For Brett McNish, the blue FFA jacket brings back powerful memories.
"We're in this enormous coliseum and you look around and it's all blue jackets," said Brett. "It was a pretty powerful moment... as a teenager, to stop and really recognize that you're part of something great and important."
An FFA member at Glenbrook South High School in Glenview, Illinois, Brett was at the 1993 National FFA Convention in Kansas City, Missouri, when he experienced the thrill of being among thousands and thousands of his blue-jacketed peers.
Brett's high school involvement with his FFA chapter meant more than winning horticulture contests. He believes that organizations like the FFA shape America's future leaders and teach youth teamwork and other skills necessary for building strong, successful communities—and his own story is proof.
Brett joined his high school's FFA chapter in 1992 as a sophomore. As far as he knows, farming isn't part of his own family's heritage. In fact, his family had never heard of the FFA until, inspired by his favorite high school teacher and mentor, he told his parents he was joining.
"For someone who didn't really have a strong direction in high school, it gave me a focus. It gave a troubled teen a place to belong and to succeed," said Brett. He was part of a strong local chapter: his school placed third in the nation in the 1993 National FFA Floriculture Contest, where Brett placed 10th in the nation.
"These are the future leaders of agriculture. To be with them... looking back, these people are going to be in charge of their family farms, leaders of agribusiness, in the government like the USDA, potentially shaping policy, you name it."
His days working with his FFA chapter in his school's greenhouse and the sense of camaraderie Brett felt with his national and local FFA teammates led Brett to pursue a career that would connect him to others who shared his passion for horticulture. After college, he worked, at the Chicago Botanic Gardens, and then was the Horticulturist for University of North Carolina's historic Meadowmont estate. When his current job opened up, he realized that "being a Horticulturist for the Smithsonian was an opportunity I couldn’t let pass by."
Today, Brett has made public agricultural education a part of his everyday work and home life. Self-described suburban dwellers, his family has their own backyard vegetable plot, where he teaches his daughter how to grow and care for plants. "It's my hope that she continues to appreciate nature for the rest of her life no matter what she gets into... to have that connection to the soil."

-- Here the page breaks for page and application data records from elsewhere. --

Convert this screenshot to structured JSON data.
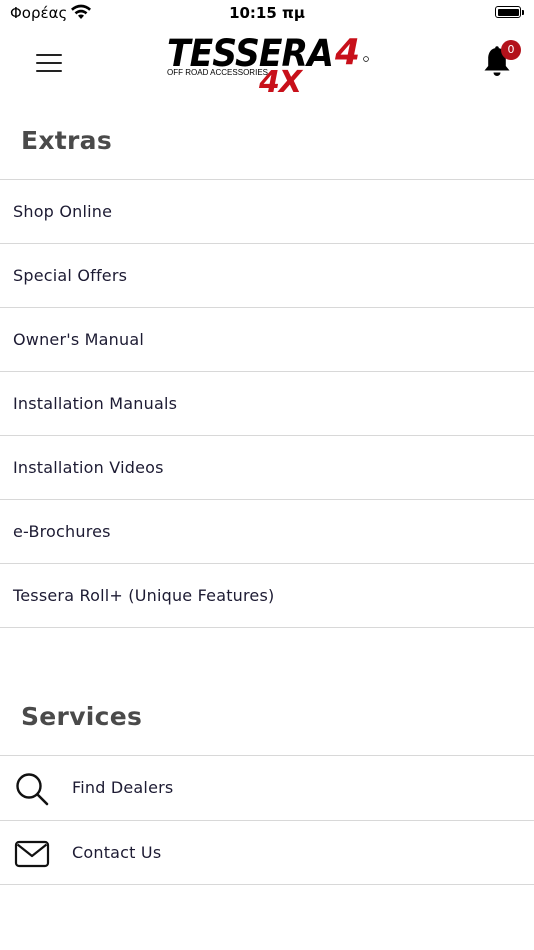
{
  "status_bar": {
    "carrier": "Φορέας",
    "time": "10:15 πμ"
  },
  "header": {
    "logo_text": "TESSERA",
    "logo_number": "4",
    "logo_suffix": "4X",
    "logo_tagline": "OFF ROAD ACCESSORIES",
    "notification_count": "0"
  },
  "extras": {
    "title": "Extras",
    "items": [
      {
        "label": "Shop Online"
      },
      {
        "label": "Special Offers"
      },
      {
        "label": "Owner's Manual"
      },
      {
        "label": "Installation Manuals"
      },
      {
        "label": "Installation Videos"
      },
      {
        "label": "e-Brochures"
      },
      {
        "label": "Tessera Roll+ (Unique Features)"
      }
    ]
  },
  "services": {
    "title": "Services",
    "items": [
      {
        "label": "Find Dealers",
        "icon": "search-icon"
      },
      {
        "label": "Contact Us",
        "icon": "mail-icon"
      }
    ]
  },
  "colors": {
    "accent": "#b3121b",
    "text": "#1d1b33",
    "title": "#4a4a4a",
    "divider": "#d8d8d8"
  }
}
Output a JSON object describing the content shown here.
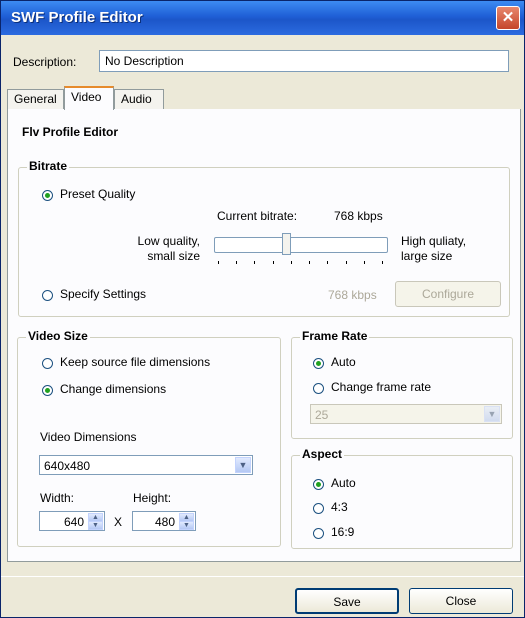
{
  "window": {
    "title": "SWF Profile Editor"
  },
  "description": {
    "label": "Description:",
    "value": "No Description"
  },
  "tabs": [
    {
      "label": "General",
      "active": false
    },
    {
      "label": "Video",
      "active": true
    },
    {
      "label": "Audio",
      "active": false
    }
  ],
  "panel": {
    "heading": "Flv Profile Editor"
  },
  "bitrate": {
    "group_title": "Bitrate",
    "preset_label": "Preset Quality",
    "preset_selected": true,
    "current_label": "Current bitrate:",
    "current_value": "768 kbps",
    "low_label_1": "Low quality,",
    "low_label_2": "small size",
    "high_label_1": "High quliaty,",
    "high_label_2": "large size",
    "slider_fraction": 0.42,
    "specify_label": "Specify Settings",
    "specify_selected": false,
    "specify_value": "768 kbps",
    "configure_label": "Configure"
  },
  "video_size": {
    "group_title": "Video Size",
    "keep_label": "Keep source file dimensions",
    "keep_selected": false,
    "change_label": "Change dimensions",
    "change_selected": true,
    "dims_label": "Video Dimensions",
    "dims_value": "640x480",
    "width_label": "Width:",
    "width_value": "640",
    "height_label": "Height:",
    "height_value": "480",
    "x_label": "X"
  },
  "frame_rate": {
    "group_title": "Frame Rate",
    "auto_label": "Auto",
    "auto_selected": true,
    "change_label": "Change frame rate",
    "change_selected": false,
    "rate_value": "25"
  },
  "aspect": {
    "group_title": "Aspect",
    "options": [
      {
        "label": "Auto",
        "selected": true
      },
      {
        "label": "4:3",
        "selected": false
      },
      {
        "label": "16:9",
        "selected": false
      }
    ]
  },
  "footer": {
    "save_label": "Save",
    "close_label": "Close"
  },
  "icons": {
    "close": "close-icon",
    "dropdown": "chevron-down-icon",
    "spin_up": "spin-up-icon",
    "spin_down": "spin-down-icon"
  },
  "colors": {
    "titlebar": "#1f5fd6",
    "radio_dot": "#21a121",
    "active_tab_accent": "#e68b2c"
  }
}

Even though not all Americans are as directly involved with agriculture as he is on a daily basis, Brett notes a resurgence of interest in learning about agriculture and where one's food comes from.
"Agriculture is just as relevant today as it always has been. Read any newspaper, our food supply, how safely it's being managed, is in the headlines constantly. Farmer's markets, community gardens, and backyards plots are very popular right now. It seems to be very important to people to know where their food comes from, or grow their own food, to have a certain measure of control over their own food and what they feed their families. It seems like things are coming back around to trends and interests of 75-100 years ago. There seems to be this looking behind to look forward kind of thing."
Brett is excited to be the first to share his youth agricultural education story with the Agriculture Innovation and Heritage Archive and is excited to see other personal stories and photos pour in from around the country. "The story continues to be told," he said. "The members of FFA, what they learn and what they go on to do is vital... these are the future leaders and are extremely relevant to where we are today and tomorrow."
Curator Peter Liebhold, who reviews each story shared with the archive, is particularly interested in stories of youth agricultural education from a research perspective.
"As a curator, I need to research and interpret agricultural history from many different angles to tell a balanced, relevant, interesting story of agricultural transformation in America—as well as to ask the right questions," Peter said. "I'm interested in stories from great grandparents, grandparents, teens today. What's it mean to wear that blue jacket with FFA or to 'To make the best better' with 4-H? What's the role of technology and innovation in these programs? What did kids learn in these programs in the past that is different today and what core elements haven't changed?"
Share your experiences with youth agricultural education—or interview a relative about their experiences as a kid—with the archive.
Talia Berday-Sacks is an intern with the museum's Food History program.